– National Cancer Survivorship Project Manager

The client

Macmillan Cancer Support and UK Department of Health

The need

Due to growth in cancer survivorship and subsequent resource limitations, the UK position of follow-up services was unsustainable. Alternative models to traditional hospital aftercare required consideration in terms of clinical effectiveness and cost-effectiveness.

The action

An update was made to ‘Evidence to Inform the Cancer Reform Strategy: The Clinical Effectiveness of Follow-Up Services after Treatment for Cancer’ (Centre for Reviews and Dissemination) using a number of quality-controlled databases and correspondence with experts to identify ongoing initiatives.
Primary and secondary research highlighted a shift towards patient empowerment via individualised and group education programmes aimed at increasing survivor’s ability to better manage their condition and the effects of treatment. The role of specialist nurses as key facilitators of supportive aftercare was emphasised, along with a move towards technology-based aftercare in the form of telephone or web-based services.
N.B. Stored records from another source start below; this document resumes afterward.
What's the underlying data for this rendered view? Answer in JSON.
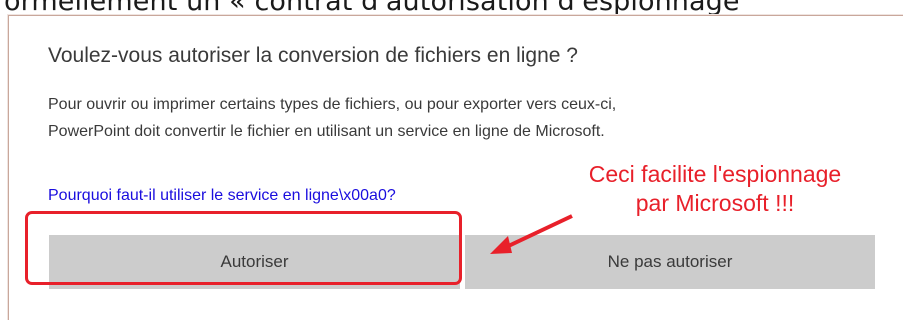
{
  "background_caption": "ormellement un « contrat d'autorisation d'espionnage",
  "dialog": {
    "title": "Voulez-vous autoriser la conversion de fichiers en ligne ?",
    "body_lines": [
      "Pour ouvrir ou imprimer certains types de fichiers, ou pour exporter vers ceux-ci,",
      "PowerPoint doit convertir le fichier en utilisant un service en ligne de Microsoft."
    ],
    "help_link": "Pourquoi faut-il utiliser le service en ligne\\x00a0?",
    "buttons": {
      "allow_label": "Autoriser",
      "deny_label": "Ne pas autoriser"
    }
  },
  "annotation": {
    "lines": [
      "Ceci facilite l'espionnage",
      "par Microsoft !!!"
    ],
    "color": "#e8202a"
  },
  "colors": {
    "button_bg": "#cccccc",
    "link": "#1a0dde",
    "text": "#3a3a3a"
  }
}
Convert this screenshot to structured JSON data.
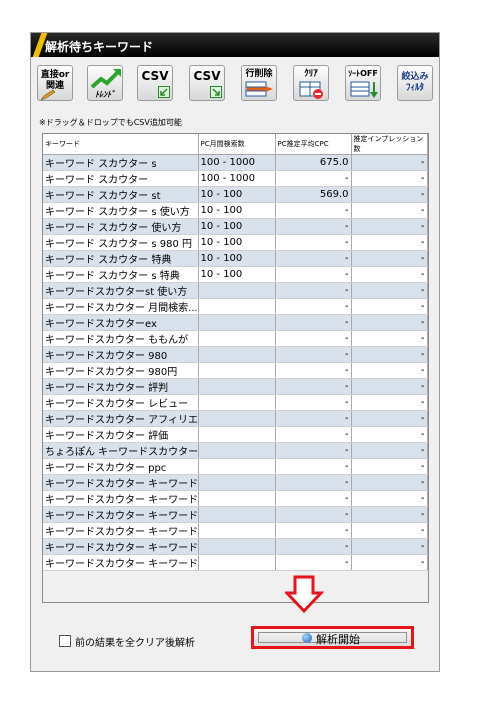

These findings led to further work on the development of guidance for personalised aftercare interventions.

The outcome